_What this task involves_
When you write out the listing, keep every character and omit the pictures.

++++++++++++++++++++

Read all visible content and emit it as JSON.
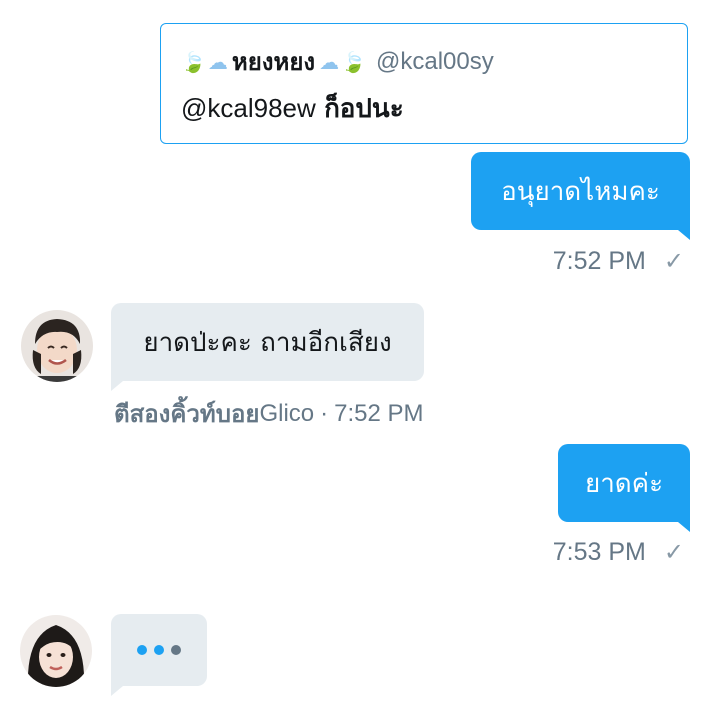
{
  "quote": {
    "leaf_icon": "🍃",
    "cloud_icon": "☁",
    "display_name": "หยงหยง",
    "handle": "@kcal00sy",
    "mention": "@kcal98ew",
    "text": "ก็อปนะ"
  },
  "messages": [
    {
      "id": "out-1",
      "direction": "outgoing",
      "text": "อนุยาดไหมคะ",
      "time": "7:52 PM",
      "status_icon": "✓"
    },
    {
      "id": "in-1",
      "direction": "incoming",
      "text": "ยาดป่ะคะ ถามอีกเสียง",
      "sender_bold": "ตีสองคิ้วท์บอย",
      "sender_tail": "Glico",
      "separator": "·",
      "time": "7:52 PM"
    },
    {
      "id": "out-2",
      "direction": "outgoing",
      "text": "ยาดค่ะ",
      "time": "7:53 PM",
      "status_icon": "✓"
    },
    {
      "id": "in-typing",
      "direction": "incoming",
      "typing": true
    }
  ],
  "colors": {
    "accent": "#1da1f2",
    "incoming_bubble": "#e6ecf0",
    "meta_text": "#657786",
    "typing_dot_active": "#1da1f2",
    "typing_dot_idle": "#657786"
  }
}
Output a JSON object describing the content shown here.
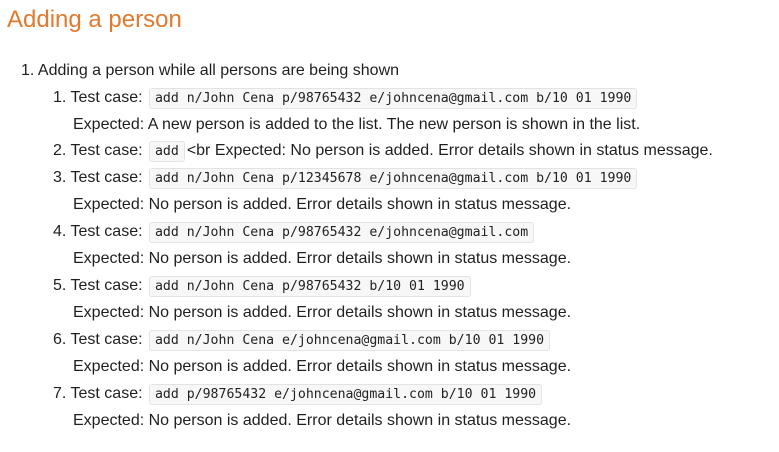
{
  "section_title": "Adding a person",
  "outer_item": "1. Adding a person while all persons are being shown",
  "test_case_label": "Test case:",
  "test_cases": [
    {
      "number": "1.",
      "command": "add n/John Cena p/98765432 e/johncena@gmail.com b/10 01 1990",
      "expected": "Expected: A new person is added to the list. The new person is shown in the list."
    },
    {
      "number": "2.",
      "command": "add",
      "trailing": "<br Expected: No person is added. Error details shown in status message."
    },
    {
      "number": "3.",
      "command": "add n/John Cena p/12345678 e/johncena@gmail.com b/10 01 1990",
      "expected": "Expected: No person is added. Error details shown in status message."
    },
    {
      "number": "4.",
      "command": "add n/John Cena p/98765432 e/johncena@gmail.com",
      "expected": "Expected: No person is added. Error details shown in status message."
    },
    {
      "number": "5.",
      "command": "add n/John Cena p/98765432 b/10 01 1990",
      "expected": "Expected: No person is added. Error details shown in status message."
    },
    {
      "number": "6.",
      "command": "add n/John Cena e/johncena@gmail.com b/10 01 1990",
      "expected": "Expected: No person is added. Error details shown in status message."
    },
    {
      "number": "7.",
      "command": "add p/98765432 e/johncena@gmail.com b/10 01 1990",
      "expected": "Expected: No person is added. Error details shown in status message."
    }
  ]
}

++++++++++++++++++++

_Response to this exercise_
Read all visible content and emit it as JSON.
{
  "quote": {
    "leaf_icon": "🍃",
    "cloud_icon": "☁",
    "display_name": "หยงหยง",
    "handle": "@kcal00sy",
    "mention": "@kcal98ew",
    "text": "ก็อปนะ"
  },
  "messages": [
    {
      "id": "out-1",
      "direction": "outgoing",
      "text": "อนุยาดไหมคะ",
      "time": "7:52 PM",
      "status_icon": "✓"
    },
    {
      "id": "in-1",
      "direction": "incoming",
      "text": "ยาดป่ะคะ ถามอีกเสียง",
      "sender_bold": "ตีสองคิ้วท์บอย",
      "sender_tail": "Glico",
      "separator": "·",
      "time": "7:52 PM"
    },
    {
      "id": "out-2",
      "direction": "outgoing",
      "text": "ยาดค่ะ",
      "time": "7:53 PM",
      "status_icon": "✓"
    },
    {
      "id": "in-typing",
      "direction": "incoming",
      "typing": true
    }
  ],
  "colors": {
    "accent": "#1da1f2",
    "incoming_bubble": "#e6ecf0",
    "meta_text": "#657786",
    "typing_dot_active": "#1da1f2",
    "typing_dot_idle": "#657786"
  }
}
Output a JSON object describing the content shown here.
{
  "section_title": "Adding a person",
  "outer_item": "1. Adding a person while all persons are being shown",
  "test_case_label": "Test case:",
  "test_cases": [
    {
      "number": "1.",
      "command": "add n/John Cena p/98765432 e/johncena@gmail.com b/10 01 1990",
      "expected": "Expected: A new person is added to the list. The new person is shown in the list."
    },
    {
      "number": "2.",
      "command": "add",
      "trailing": "<br Expected: No person is added. Error details shown in status message."
    },
    {
      "number": "3.",
      "command": "add n/John Cena p/12345678 e/johncena@gmail.com b/10 01 1990",
      "expected": "Expected: No person is added. Error details shown in status message."
    },
    {
      "number": "4.",
      "command": "add n/John Cena p/98765432 e/johncena@gmail.com",
      "expected": "Expected: No person is added. Error details shown in status message."
    },
    {
      "number": "5.",
      "command": "add n/John Cena p/98765432 b/10 01 1990",
      "expected": "Expected: No person is added. Error details shown in status message."
    },
    {
      "number": "6.",
      "command": "add n/John Cena e/johncena@gmail.com b/10 01 1990",
      "expected": "Expected: No person is added. Error details shown in status message."
    },
    {
      "number": "7.",
      "command": "add p/98765432 e/johncena@gmail.com b/10 01 1990",
      "expected": "Expected: No person is added. Error details shown in status message."
    }
  ]
}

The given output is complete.